Julio RIVERA, Petitioner, v. DEAUVILLE HOTEL, EMPLOYERS SERVICE CORPORATION and the Florida Industrial Relations Commission, Respondents.

No. 43065.

Supreme Court of Florida.

May 2, 1973.

Richard A. Sicking, Kaplan, Dorsey, Sicking, Hessen & Rodenberg, P.A., Miami, for petitioner.

John G. Tomlinson, Jr., Williams & Tomlinson, Coral Gables, and Kenneth H. Hart, Jr., Tallahassee, Florida Industrial Relations Commission, for respondents.

CARLTON, Chief Justice.

On petition for writ of certiorari, we review an order of the Industrial Relations Commission which reversed a Judge of Industrial Claims award of an attorney's fee to petitioner-claimant Rivera. We affirm the Commission order.

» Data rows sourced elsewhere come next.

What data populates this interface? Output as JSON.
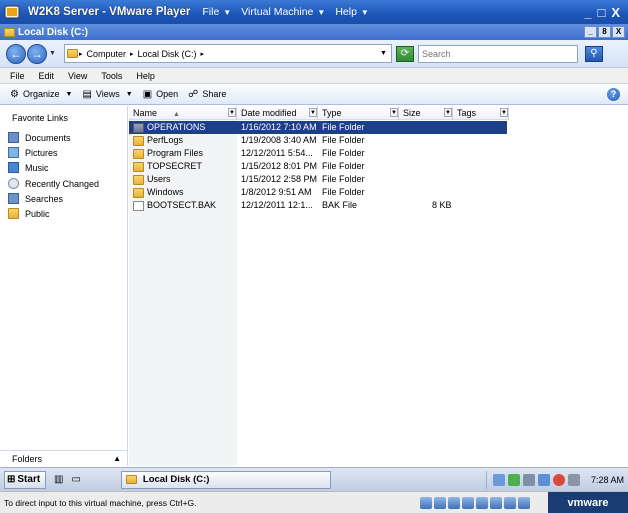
{
  "vm_window": {
    "title": "W2K8 Server - VMware Player",
    "menus": [
      "File",
      "Virtual Machine",
      "Help"
    ],
    "controls": [
      "_",
      "□",
      "X"
    ]
  },
  "explorer_window": {
    "title": "Local Disk (C:)",
    "controls": [
      "_",
      "8",
      "X"
    ]
  },
  "address_bar": {
    "crumbs": [
      "Computer",
      "Local Disk (C:)"
    ],
    "search_placeholder": "Search"
  },
  "menubar": [
    "File",
    "Edit",
    "View",
    "Tools",
    "Help"
  ],
  "command_bar": {
    "organize": "Organize",
    "views": "Views",
    "open": "Open",
    "share": "Share"
  },
  "left_pane": {
    "title": "Favorite Links",
    "items": [
      "Documents",
      "Pictures",
      "Music",
      "Recently Changed",
      "Searches",
      "Public"
    ],
    "folders_label": "Folders"
  },
  "columns": [
    "Name",
    "Date modified",
    "Type",
    "Size",
    "Tags"
  ],
  "files": [
    {
      "name": "OPERATIONS",
      "date": "1/16/2012 7:10 AM",
      "type": "File Folder",
      "size": "",
      "kind": "folder",
      "selected": true
    },
    {
      "name": "PerfLogs",
      "date": "1/19/2008 3:40 AM",
      "type": "File Folder",
      "size": "",
      "kind": "folder",
      "selected": false
    },
    {
      "name": "Program Files",
      "date": "12/12/2011 5:54...",
      "type": "File Folder",
      "size": "",
      "kind": "folder",
      "selected": false
    },
    {
      "name": "TOPSECRET",
      "date": "1/15/2012 8:01 PM",
      "type": "File Folder",
      "size": "",
      "kind": "folder",
      "selected": false
    },
    {
      "name": "Users",
      "date": "1/15/2012 2:58 PM",
      "type": "File Folder",
      "size": "",
      "kind": "folder",
      "selected": false
    },
    {
      "name": "Windows",
      "date": "1/8/2012 9:51 AM",
      "type": "File Folder",
      "size": "",
      "kind": "folder",
      "selected": false
    },
    {
      "name": "BOOTSECT.BAK",
      "date": "12/12/2011 12:1...",
      "type": "BAK File",
      "size": "8 KB",
      "kind": "file",
      "selected": false
    }
  ],
  "taskbar": {
    "start": "Start",
    "task_label": "Local Disk (C:)",
    "clock": "7:28 AM"
  },
  "vm_status": {
    "text": "To direct input to this virtual machine, press Ctrl+G.",
    "logo": "vmware"
  },
  "colors": {
    "vm_titlebar": "#1c55b8",
    "selection": "#1d3f88",
    "vmware_logo_bg": "#1a3c74"
  }
}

The basis for the fee award was the recovery of certain transportation expenses totalling $90. When petitioner's compensation claim was heard, the Compensation Order of the Judge of Industrial Claims denied an award for these expenses and the Commission affirmed the order. While the case was then pending before this Court on petition for writ of certiorari, the employer paid those expenses pursuant to an agreement with the claimant. The claimant, in accordance with the agreement, then abandoned any claim to these expenses and withdrew that issue, as moot, from this Court's consideration. After considering the other issues raised in claimant's original petition, we denied issuance of a writ of certiorari and denied a petition for an attorney's fee. No petition for rehearing was filed.

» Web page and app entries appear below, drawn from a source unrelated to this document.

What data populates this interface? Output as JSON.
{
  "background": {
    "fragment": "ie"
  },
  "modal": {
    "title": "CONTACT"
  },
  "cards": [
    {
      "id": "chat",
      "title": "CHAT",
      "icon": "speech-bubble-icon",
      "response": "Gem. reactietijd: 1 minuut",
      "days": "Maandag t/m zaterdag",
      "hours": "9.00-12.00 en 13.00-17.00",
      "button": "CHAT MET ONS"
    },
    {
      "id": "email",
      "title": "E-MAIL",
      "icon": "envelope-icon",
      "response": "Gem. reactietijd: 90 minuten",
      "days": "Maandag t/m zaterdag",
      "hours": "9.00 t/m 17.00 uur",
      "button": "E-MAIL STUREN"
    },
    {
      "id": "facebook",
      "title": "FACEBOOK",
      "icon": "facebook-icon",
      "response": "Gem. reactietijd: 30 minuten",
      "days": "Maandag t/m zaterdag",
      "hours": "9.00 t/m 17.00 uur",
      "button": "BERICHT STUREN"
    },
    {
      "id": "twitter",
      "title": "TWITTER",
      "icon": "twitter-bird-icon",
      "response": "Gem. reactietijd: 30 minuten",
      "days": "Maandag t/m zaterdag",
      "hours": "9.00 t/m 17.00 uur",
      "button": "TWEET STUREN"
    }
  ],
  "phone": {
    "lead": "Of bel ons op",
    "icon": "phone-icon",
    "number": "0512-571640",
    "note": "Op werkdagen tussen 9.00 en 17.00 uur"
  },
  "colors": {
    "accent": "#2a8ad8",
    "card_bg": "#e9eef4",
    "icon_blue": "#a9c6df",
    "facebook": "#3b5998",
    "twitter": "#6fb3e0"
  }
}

Claimant then petitioned the Judge of Industrial Claims for a modification of the Compensation Order, requesting additional attorney's fee for services rendered in obtaining *266 the additional $90 transportation expenses. The Judge held that the attorney was entitled to a fee for obtaining this benefit; he found that the services necessary to obtain the benefit were the handling of the appeal before the Commission and the certiorari proceeding before this Court; and he awarded a fee of $575, being the "usual fee" awarded for those services. The Commission reversed this award on the ground that a Judge of Industrial Claims has no jurisdiction to award fees for representation before the Commission or before this Court.

We agree with the Commission that there is no provision of our Workmen's Compensation Law, F.S. Chapter 440, F.S.A., which authorizes a Judge of Industrial Claims to award attorney fees for activities of counsel in representing a claimant before an appellate tribunal. An award of an attorney fee to any litigant is in derogation of the common law, and it is allowed only when provided for by contract or statute. Stone v. Jeffres, 208 So. 2d 827 (Fla. 1968). F.S. Section 440.34(1), F.S.A., does permit an award of attorney fees in connection with proceedings for review of any claim, award, or compensation order, but it allows only the reviewing court to make the award, in its discretion.

If petitioner felt that this Court was not aware of the benefits obtained for him by agreement while we had jurisdiction of his claim, he could have brought the fact more specifically to our attention a number of ways. He could also have petitioned for a rehearing after we denied his petition for writ of certiorari and petition for an attorney's fee.

We find no error in the Commission's reversal of the award made by the Judge of Industrial Claims in excess of his jurisdiction.